Anonymous said...

Balmer' dreaming. There's no real prospect of paper dissapearing - it is simply too good a medium.

That said, there are great reasons to have everything also available in digital form.

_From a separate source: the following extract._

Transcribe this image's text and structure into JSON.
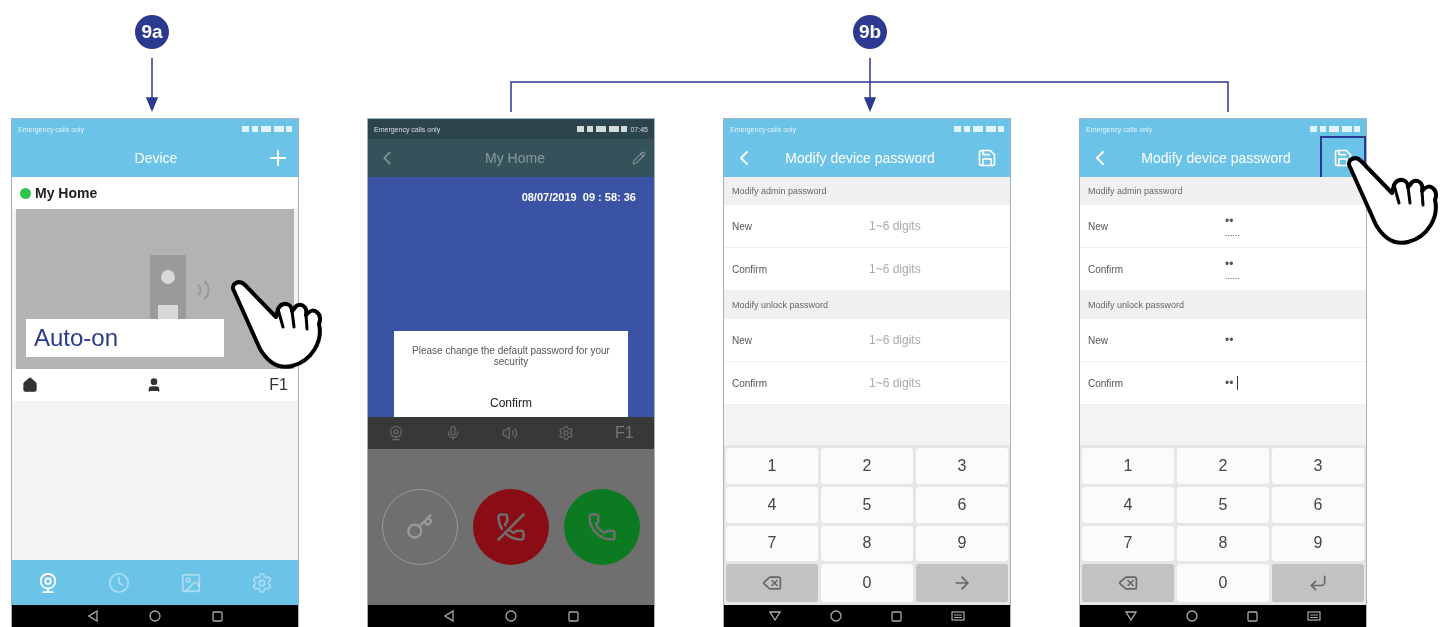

There is a vast amount of human knowledge locked-up in paper form that has only been available if you go to a library or buy the physical artifact. The various mass digitization projects going on at libraries and universities around the world is going to be of real benefit to the world - and only possible because we now know how to store, search, and disseminate books online.